My argument has always been that you can’t kill the desktop, and it still stands—there will always, always be a need for high-end stationary computing, in the enterprise and geek worlds, if nowhere else. However, for the masses, I think we are finally seeing the actual end of desktops. Why, you may ask? The answer is complicated, but the highlights are speed, speed, speed, and convenience.

With the advent of large-scale LTE, mobile internet is actually faster than most standard wired internet. Take where I live, for example. I live smack inside of one of Verizon’s LTE clusters. Even on last-gen 3G, my speeds often top 1.3Mbps—better than many DSL connections, and better than anything offered at my “little house on the ranch.” Not only that, it’s at least $20 a month cheaper than my cheapest “standard” option.

What about Windows 8, you say? Many people are calling Windows 8 the savior of desktops, and laptops for that matter. I say laptops are saving laptops—you type on your dock-less tablet, I’ll type on my laptop. Loser buys dinner. But as far as Windows 8 riding to the rescue of desktops, I think the opposite is true. Microsoft is gently easing the remaining holdouts into a phone-friendly environment. Anybody familiar with Windows 8 will be able to pick up a Windows Phone for the first time and rock and roll within minutes—something that could never before be said before for that conversion.

That covers “speed” number one—LTE—and convenience—Windows 8, plus the ever-increasing user friendliness of smartphones in general. What about the other two speeds I mentioned? Speed two is fairly obvious. Seemingly every week somebody calls me and asks me to fix their ailing laptop or desktop, and you know what? No less than a third of the time my phone has equal to or greater processing power than said dysfunctional computer. Thank you Tegra 2—case closed.

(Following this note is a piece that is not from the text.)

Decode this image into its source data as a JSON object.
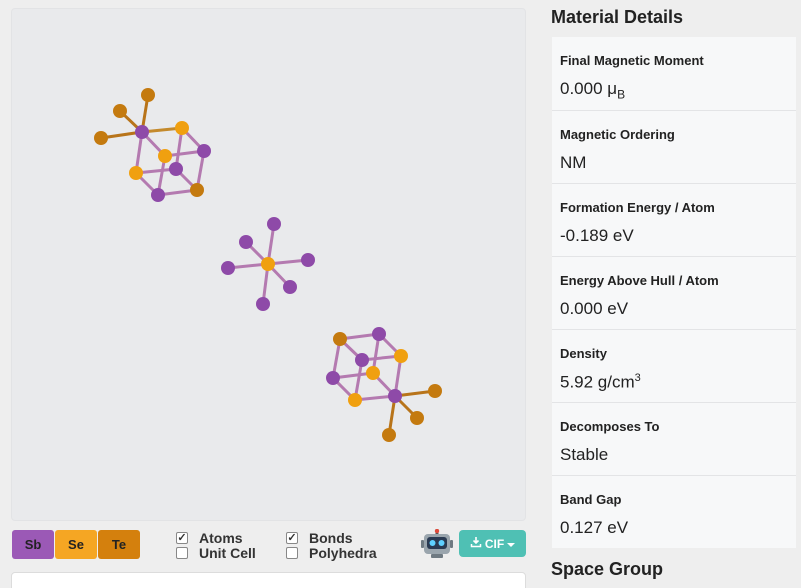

The third speed is a bit more abstract, and is actually more a combination of the other two speeds. It involves the speed of user input. Ten years ago, typing anything more than a SMS message on a phone was something left to the ultra-geeks—if anybody. Even with the advent of QWERTY keyboards on phones—insert sentimental memory of my old Blackjack II here—doing much more than a quick email was almost unheard of. Now, however, all those teenagers who pioneered the ultra-texting group are growing up, and they are faster than ever. This is the third speed. Throw in things like voice dictation, voice actions, and “Swype” keyboards, and all of a sudden your “phone” becomes a computer killer.

The death of desktops has come, and its name is LTETegra3SwypeVoiceActionsWindows8. It is not Android, or any one OS. It is certainly not the iPad or any tablet. But as we see more versions of 4G (HSPA+ 42, LTE, LTE-A) ever-improved computing abilities, (can you say 1.5Ghz quad-core, anyone?) and brilliant new UIs that are both robust and easy to learn—Windows Phone 7 and Android ICS come to mind—it is undeniable that the time of the smartphone has come.


Leave a Reply

Your email address will not be published. Required fields are marked *

You may use these HTML tags and attributes: <a href="" title=""> <abbr title=""> <acronym title=""> <b> <blockquote cite=""> <cite> <code> <del datetime=""> <em> <i> <q cite=""> <strike> <strong>